Where "Descrição" appears in a line of the entries below, that line should be copied.

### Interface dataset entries
=== Section Start ===

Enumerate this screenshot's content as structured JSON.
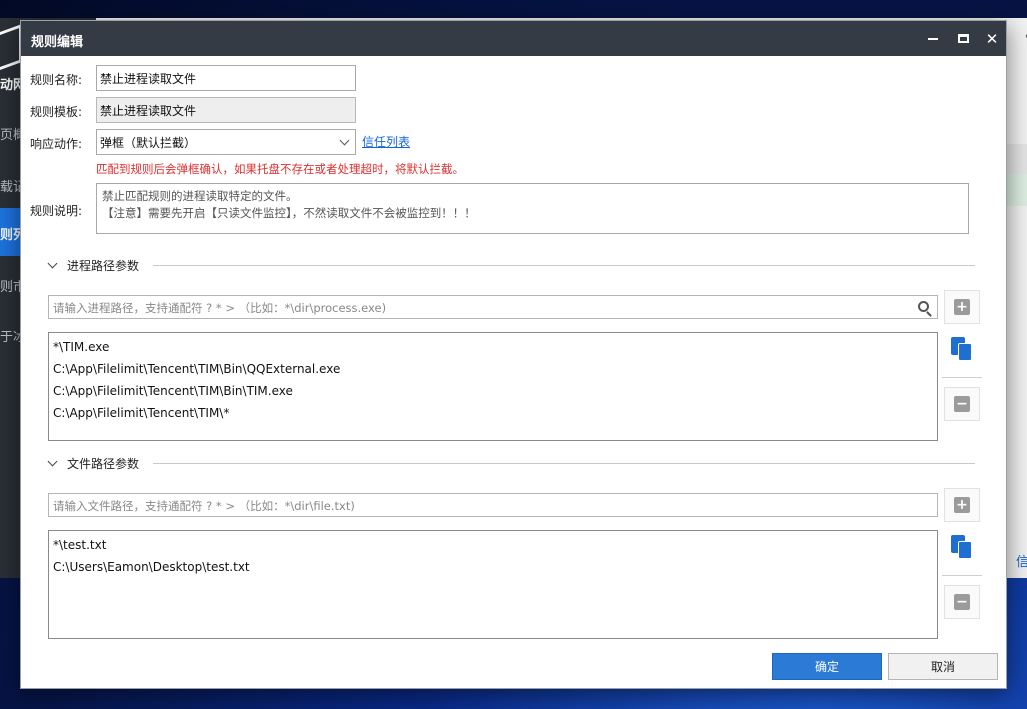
{
  "background_app": {
    "sidebar_fragments": [
      "动网",
      "页概",
      "载记",
      "则列",
      "则市",
      "于冰"
    ],
    "right_link_fragment": "信",
    "right_top_fragment": "〈"
  },
  "dialog": {
    "title": "规则编辑",
    "window_controls": {
      "minimize": "minimize-icon",
      "maximize": "maximize-icon",
      "close": "close-icon"
    },
    "rule_name": {
      "label": "规则名称:",
      "value": "禁止进程读取文件"
    },
    "rule_template": {
      "label": "规则模板:",
      "value": "禁止进程读取文件"
    },
    "response_action": {
      "label": "响应动作:",
      "value": "弹框（默认拦截）",
      "trust_link": "信任列表"
    },
    "warning": "匹配到规则后会弹框确认，如果托盘不存在或者处理超时，将默认拦截。",
    "rule_desc": {
      "label": "规则说明:",
      "text": "禁止匹配规则的进程读取特定的文件。\n【注意】需要先开启【只读文件监控】，不然读取文件不会被监控到！！！"
    },
    "process_section": {
      "title": "进程路径参数",
      "placeholder": "请输入进程路径，支持通配符 ? * >  （比如：*\\dir\\process.exe)",
      "items": [
        "*\\TIM.exe",
        "C:\\App\\Filelimit\\Tencent\\TIM\\Bin\\QQExternal.exe",
        "C:\\App\\Filelimit\\Tencent\\TIM\\Bin\\TIM.exe",
        "C:\\App\\Filelimit\\Tencent\\TIM\\*"
      ]
    },
    "file_section": {
      "title": "文件路径参数",
      "placeholder": "请输入文件路径，支持通配符 ? * >  （比如：*\\dir\\file.txt)",
      "items": [
        "*\\test.txt",
        "C:\\Users\\Eamon\\Desktop\\test.txt"
      ]
    },
    "buttons": {
      "ok": "确定",
      "cancel": "取消"
    },
    "icons": {
      "add": "+",
      "remove": "−"
    },
    "colors": {
      "titlebar": "#353b44",
      "primary": "#2a7ad6",
      "warning": "#e03030",
      "link": "#1565d8"
    }
  }
}
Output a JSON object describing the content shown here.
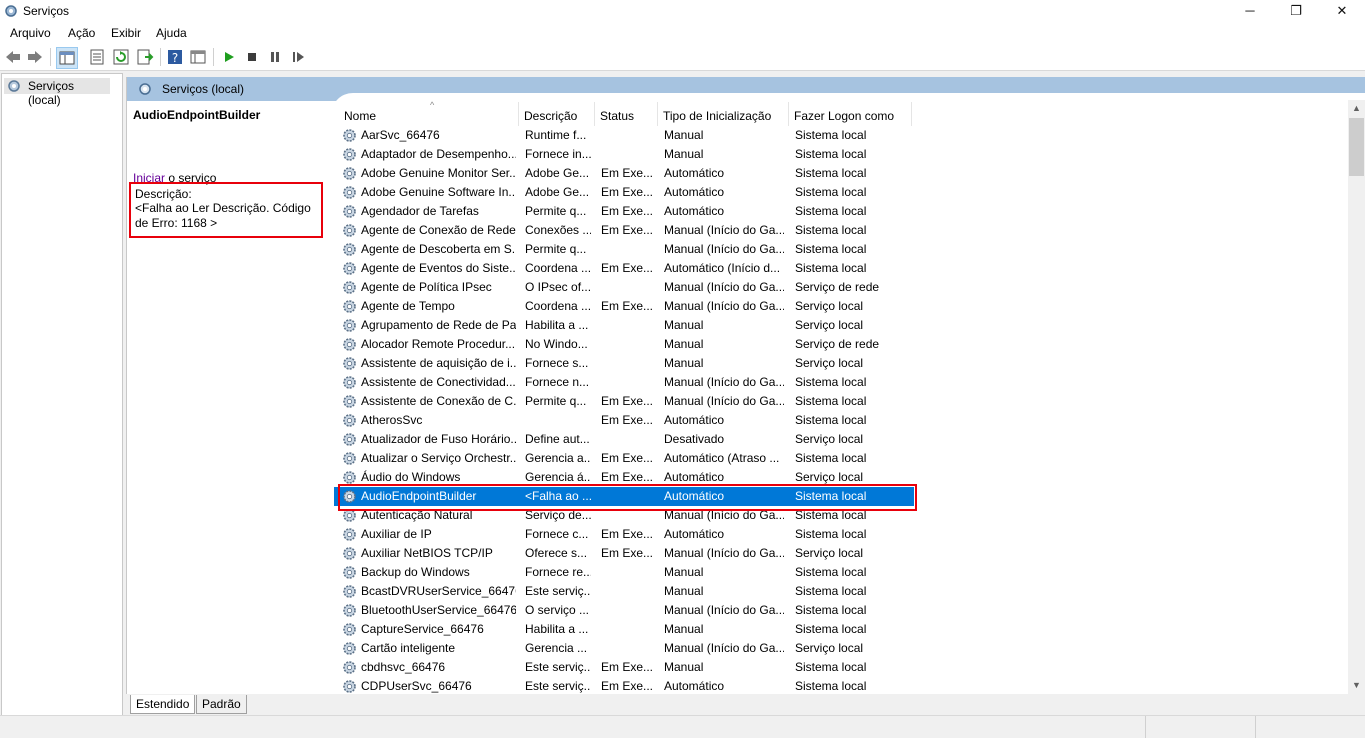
{
  "window": {
    "title": "Serviços",
    "controls": {
      "minimize": "─",
      "maximize": "❐",
      "close": "✕"
    }
  },
  "menu": [
    "Arquivo",
    "Ação",
    "Exibir",
    "Ajuda"
  ],
  "toolbar_icons": [
    "back-icon",
    "forward-icon",
    "show-hide-tree-icon",
    "properties-icon",
    "refresh-icon",
    "export-list-icon",
    "help-icon",
    "toggle-view-icon",
    "start-icon",
    "stop-icon",
    "pause-icon",
    "resume-icon"
  ],
  "tree": {
    "root_label": "Serviços (local)"
  },
  "pane": {
    "header": "Serviços (local)"
  },
  "details": {
    "service_name": "AudioEndpointBuilder",
    "action_link": "Iniciar",
    "action_suffix": " o serviço",
    "description_label": "Descrição:",
    "description_text": "<Falha ao Ler Descrição. Código de Erro: 1168 >"
  },
  "columns": [
    "Nome",
    "Descrição",
    "Status",
    "Tipo de Inicialização",
    "Fazer Logon como"
  ],
  "rows": [
    {
      "name": "AarSvc_66476",
      "desc": "Runtime f...",
      "status": "",
      "startup": "Manual",
      "logon": "Sistema local"
    },
    {
      "name": "Adaptador de Desempenho...",
      "desc": "Fornece in...",
      "status": "",
      "startup": "Manual",
      "logon": "Sistema local"
    },
    {
      "name": "Adobe Genuine Monitor Ser...",
      "desc": "Adobe Ge...",
      "status": "Em Exe...",
      "startup": "Automático",
      "logon": "Sistema local"
    },
    {
      "name": "Adobe Genuine Software In...",
      "desc": "Adobe Ge...",
      "status": "Em Exe...",
      "startup": "Automático",
      "logon": "Sistema local"
    },
    {
      "name": "Agendador de Tarefas",
      "desc": "Permite q...",
      "status": "Em Exe...",
      "startup": "Automático",
      "logon": "Sistema local"
    },
    {
      "name": "Agente de Conexão de Rede",
      "desc": "Conexões ...",
      "status": "Em Exe...",
      "startup": "Manual (Início do Ga...",
      "logon": "Sistema local"
    },
    {
      "name": "Agente de Descoberta em S...",
      "desc": "Permite q...",
      "status": "",
      "startup": "Manual (Início do Ga...",
      "logon": "Sistema local"
    },
    {
      "name": "Agente de Eventos do Siste...",
      "desc": "Coordena ...",
      "status": "Em Exe...",
      "startup": "Automático (Início d...",
      "logon": "Sistema local"
    },
    {
      "name": "Agente de Política IPsec",
      "desc": "O IPsec of...",
      "status": "",
      "startup": "Manual (Início do Ga...",
      "logon": "Serviço de rede"
    },
    {
      "name": "Agente de Tempo",
      "desc": "Coordena ...",
      "status": "Em Exe...",
      "startup": "Manual (Início do Ga...",
      "logon": "Serviço local"
    },
    {
      "name": "Agrupamento de Rede de Par",
      "desc": "Habilita a ...",
      "status": "",
      "startup": "Manual",
      "logon": "Serviço local"
    },
    {
      "name": "Alocador Remote Procedur...",
      "desc": "No Windo...",
      "status": "",
      "startup": "Manual",
      "logon": "Serviço de rede"
    },
    {
      "name": "Assistente de aquisição de i...",
      "desc": "Fornece s...",
      "status": "",
      "startup": "Manual",
      "logon": "Serviço local"
    },
    {
      "name": "Assistente de Conectividad...",
      "desc": "Fornece n...",
      "status": "",
      "startup": "Manual (Início do Ga...",
      "logon": "Sistema local"
    },
    {
      "name": "Assistente de Conexão de C...",
      "desc": "Permite q...",
      "status": "Em Exe...",
      "startup": "Manual (Início do Ga...",
      "logon": "Sistema local"
    },
    {
      "name": "AtherosSvc",
      "desc": "",
      "status": "Em Exe...",
      "startup": "Automático",
      "logon": "Sistema local"
    },
    {
      "name": "Atualizador de Fuso Horário...",
      "desc": "Define aut...",
      "status": "",
      "startup": "Desativado",
      "logon": "Serviço local"
    },
    {
      "name": "Atualizar o Serviço Orchestr...",
      "desc": "Gerencia a...",
      "status": "Em Exe...",
      "startup": "Automático (Atraso ...",
      "logon": "Sistema local"
    },
    {
      "name": "Áudio do Windows",
      "desc": "Gerencia á...",
      "status": "Em Exe...",
      "startup": "Automático",
      "logon": "Serviço local"
    },
    {
      "name": "AudioEndpointBuilder",
      "desc": "<Falha ao ...",
      "status": "",
      "startup": "Automático",
      "logon": "Sistema local",
      "selected": true
    },
    {
      "name": "Autenticação Natural",
      "desc": "Serviço de...",
      "status": "",
      "startup": "Manual (Início do Ga...",
      "logon": "Sistema local"
    },
    {
      "name": "Auxiliar de IP",
      "desc": "Fornece c...",
      "status": "Em Exe...",
      "startup": "Automático",
      "logon": "Sistema local"
    },
    {
      "name": "Auxiliar NetBIOS TCP/IP",
      "desc": "Oferece s...",
      "status": "Em Exe...",
      "startup": "Manual (Início do Ga...",
      "logon": "Serviço local"
    },
    {
      "name": "Backup do Windows",
      "desc": "Fornece re...",
      "status": "",
      "startup": "Manual",
      "logon": "Sistema local"
    },
    {
      "name": "BcastDVRUserService_66476",
      "desc": "Este serviç...",
      "status": "",
      "startup": "Manual",
      "logon": "Sistema local"
    },
    {
      "name": "BluetoothUserService_66476",
      "desc": "O serviço ...",
      "status": "",
      "startup": "Manual (Início do Ga...",
      "logon": "Sistema local"
    },
    {
      "name": "CaptureService_66476",
      "desc": "Habilita a ...",
      "status": "",
      "startup": "Manual",
      "logon": "Sistema local"
    },
    {
      "name": "Cartão inteligente",
      "desc": "Gerencia ...",
      "status": "",
      "startup": "Manual (Início do Ga...",
      "logon": "Serviço local"
    },
    {
      "name": "cbdhsvc_66476",
      "desc": "Este serviç...",
      "status": "Em Exe...",
      "startup": "Manual",
      "logon": "Sistema local"
    },
    {
      "name": "CDPUserSvc_66476",
      "desc": "Este serviç...",
      "status": "Em Exe...",
      "startup": "Automático",
      "logon": "Sistema local"
    }
  ],
  "tabs": [
    "Estendido",
    "Padrão"
  ],
  "colors": {
    "selection": "#0078d7",
    "highlight_outline": "#e8000b",
    "pane_header": "#a6c3e0"
  }
}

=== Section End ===

### PROBLEM SOLUTION
    "description_label": "Descrição:",
    "description_text": "<Falha ao Ler Descrição. Código de Erro: 1168 >"
    "Descrição",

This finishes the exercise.